You might question: how does not playing the big points of the match qualify as a choke? You feel pressure when you have to come through on big points or important plays -- the ones that can change the outcome of a match. You come to a point in the game when you realize you have to make a big play to turn the game or match around. Did the pressure get to Nadal in the big points and cause him to under preform? Yes, I think so, but only because of the style of tennis Djokovic played: he was controlling the match.
Let’s back up and allow me to discuss what choke really means in sports. The term “choke” comes from the concept that you feel like you can’t breath – or someone is strangling you – when under pressure; a lack of oxygen. But choking has a wider meaning to me. Choking happens when you get in your own way mentally or your mind prevents you from performing at your best. In most cases, athletes experience physical changes, such as tension, increased heart rate, and rapid breathing. Athletes also report mental changes, such as anxiety, fear, apprehension, and confusion. Athletes often change their strategy when choking.
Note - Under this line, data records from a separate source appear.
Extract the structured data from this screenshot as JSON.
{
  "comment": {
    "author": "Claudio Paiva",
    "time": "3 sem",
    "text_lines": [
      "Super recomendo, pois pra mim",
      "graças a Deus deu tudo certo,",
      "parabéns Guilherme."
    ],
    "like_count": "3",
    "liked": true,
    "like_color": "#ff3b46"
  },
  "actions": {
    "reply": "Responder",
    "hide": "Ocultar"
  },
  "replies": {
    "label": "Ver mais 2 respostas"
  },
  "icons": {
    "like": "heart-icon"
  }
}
Most athletes and coaches would agree that choking happens when you are firmly in command of your performance or the competition and you lose because of a change in your mental state or a mental meltdown. You feel pressure or suddenly lose confidence, such as when Rory McIlroy lost a big lead and shot a 43 on the back nine during the final round of the Masters tournament. Athletes who choke will lose a big lead because they are fearful of not finishing off the game or they perform tentatively or defensively and lose trust in their skills.
But I think athletes can also choke at the start of the competition. They might feel intimidated or have a lot of doubt interrupting their mental processes. They proceed to play scared or afraid to lose and thus can’t perform with trust in their skills.
Based on my definition, did Nadal choke? When I look at his comments after the tournament, I would have to say, for Rafael Nadal, this was a choke. However, I think Nadal was reacting to the quality of the play of Djokovic. Novak put a seed of doubt into his mind prior to Wimbledon when he beat Nadal four times in a row. This became a factor for Nadal when playing the important points of the match; the ones that can determine the outcome of the match.
I also give credit to Novak for beating Nadal at his own game: an aggressive style of play and forcing Nadal to play defense, which I think lead him to make more errors. This was Djokovic’s game plan from the start. “You got to take the chances, you know. In those moments, you have to believe that you can do it, not wait for your opponent to make a mistake,” said Novak Djokovic after winning.
Nadal was able to rationalize losing and like a good champion use this lose as a springboard to improve his game. “He's in the best moment of his career. That's true, too. I am in one of the best moments of my career. Still not enough for him. I have to play longer. I have to play more aggressive. I have to have less mistakes. I understand the sport is like this. When one player is better than you, at this moment the only thing you can do is work, try to find solutions, and wait a little bit for your time,” said Nadal.
For tips on how to avoid choking, visit Peaksports Network Online Mental Training System.